*Work request*
What lines in the records below contain the string "name"? Copy every one.
------ Extracted data ------
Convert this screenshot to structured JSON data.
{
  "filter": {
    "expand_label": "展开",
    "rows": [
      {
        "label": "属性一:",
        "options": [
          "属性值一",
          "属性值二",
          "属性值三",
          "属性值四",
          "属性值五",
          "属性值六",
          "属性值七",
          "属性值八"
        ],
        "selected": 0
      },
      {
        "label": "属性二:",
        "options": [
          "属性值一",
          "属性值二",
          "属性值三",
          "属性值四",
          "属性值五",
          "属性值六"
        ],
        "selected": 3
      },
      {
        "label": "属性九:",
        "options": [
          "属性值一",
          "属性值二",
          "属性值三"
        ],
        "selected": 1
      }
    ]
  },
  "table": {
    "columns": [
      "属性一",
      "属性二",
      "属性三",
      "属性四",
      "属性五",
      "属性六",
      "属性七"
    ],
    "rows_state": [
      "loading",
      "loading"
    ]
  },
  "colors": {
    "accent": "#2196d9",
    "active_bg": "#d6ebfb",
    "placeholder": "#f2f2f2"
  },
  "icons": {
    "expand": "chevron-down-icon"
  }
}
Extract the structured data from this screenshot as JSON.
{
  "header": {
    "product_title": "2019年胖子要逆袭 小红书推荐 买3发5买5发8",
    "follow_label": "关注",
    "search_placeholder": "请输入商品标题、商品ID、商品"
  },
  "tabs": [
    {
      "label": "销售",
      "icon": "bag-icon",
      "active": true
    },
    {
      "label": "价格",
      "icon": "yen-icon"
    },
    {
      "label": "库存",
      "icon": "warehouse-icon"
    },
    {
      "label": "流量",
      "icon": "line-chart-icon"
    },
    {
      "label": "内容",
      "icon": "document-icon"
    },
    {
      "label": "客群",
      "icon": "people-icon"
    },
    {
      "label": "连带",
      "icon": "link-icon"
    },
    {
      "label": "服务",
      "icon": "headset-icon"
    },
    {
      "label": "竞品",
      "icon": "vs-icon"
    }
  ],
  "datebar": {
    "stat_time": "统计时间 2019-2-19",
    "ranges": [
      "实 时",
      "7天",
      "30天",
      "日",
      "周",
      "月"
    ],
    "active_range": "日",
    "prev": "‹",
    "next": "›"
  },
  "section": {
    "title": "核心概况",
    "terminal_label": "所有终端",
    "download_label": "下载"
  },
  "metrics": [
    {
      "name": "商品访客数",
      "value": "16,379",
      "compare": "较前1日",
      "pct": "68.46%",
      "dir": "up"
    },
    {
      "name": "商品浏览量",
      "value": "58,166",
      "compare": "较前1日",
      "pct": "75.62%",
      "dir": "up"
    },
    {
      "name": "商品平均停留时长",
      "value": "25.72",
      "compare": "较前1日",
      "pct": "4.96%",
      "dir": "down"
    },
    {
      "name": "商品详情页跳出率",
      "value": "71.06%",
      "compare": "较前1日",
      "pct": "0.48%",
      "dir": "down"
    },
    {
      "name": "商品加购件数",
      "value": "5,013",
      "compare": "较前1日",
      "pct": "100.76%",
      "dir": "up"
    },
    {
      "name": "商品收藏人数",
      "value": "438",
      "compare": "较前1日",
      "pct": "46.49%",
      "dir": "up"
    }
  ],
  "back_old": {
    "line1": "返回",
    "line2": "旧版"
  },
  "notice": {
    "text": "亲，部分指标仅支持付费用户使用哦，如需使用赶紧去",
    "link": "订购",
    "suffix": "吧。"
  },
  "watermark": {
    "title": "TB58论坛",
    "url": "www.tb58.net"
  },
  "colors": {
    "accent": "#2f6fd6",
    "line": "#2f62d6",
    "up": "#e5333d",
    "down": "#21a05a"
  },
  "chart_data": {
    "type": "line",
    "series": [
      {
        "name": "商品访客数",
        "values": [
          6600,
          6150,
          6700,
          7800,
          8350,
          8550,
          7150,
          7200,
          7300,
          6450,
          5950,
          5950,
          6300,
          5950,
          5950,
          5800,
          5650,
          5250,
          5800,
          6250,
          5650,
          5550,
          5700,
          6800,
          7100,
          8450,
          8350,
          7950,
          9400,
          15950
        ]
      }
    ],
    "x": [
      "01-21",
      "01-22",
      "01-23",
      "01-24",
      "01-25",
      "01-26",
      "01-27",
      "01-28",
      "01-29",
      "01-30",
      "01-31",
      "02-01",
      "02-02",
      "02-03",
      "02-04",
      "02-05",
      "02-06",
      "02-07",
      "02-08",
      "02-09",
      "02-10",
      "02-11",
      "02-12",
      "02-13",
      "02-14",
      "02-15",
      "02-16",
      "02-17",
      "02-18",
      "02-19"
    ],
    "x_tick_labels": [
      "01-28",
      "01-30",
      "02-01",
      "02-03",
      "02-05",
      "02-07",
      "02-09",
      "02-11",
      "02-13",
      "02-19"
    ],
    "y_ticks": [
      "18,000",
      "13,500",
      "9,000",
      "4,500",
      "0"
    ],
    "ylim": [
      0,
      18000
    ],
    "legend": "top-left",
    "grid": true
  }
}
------
*Solution to this task*
      "name": "商品访客数",
      "name": "商品浏览量",
      "name": "商品平均停留时长",
      "name": "商品详情页跳出率",
      "name": "商品加购件数",
      "name": "商品收藏人数",
        "name": "商品访客数",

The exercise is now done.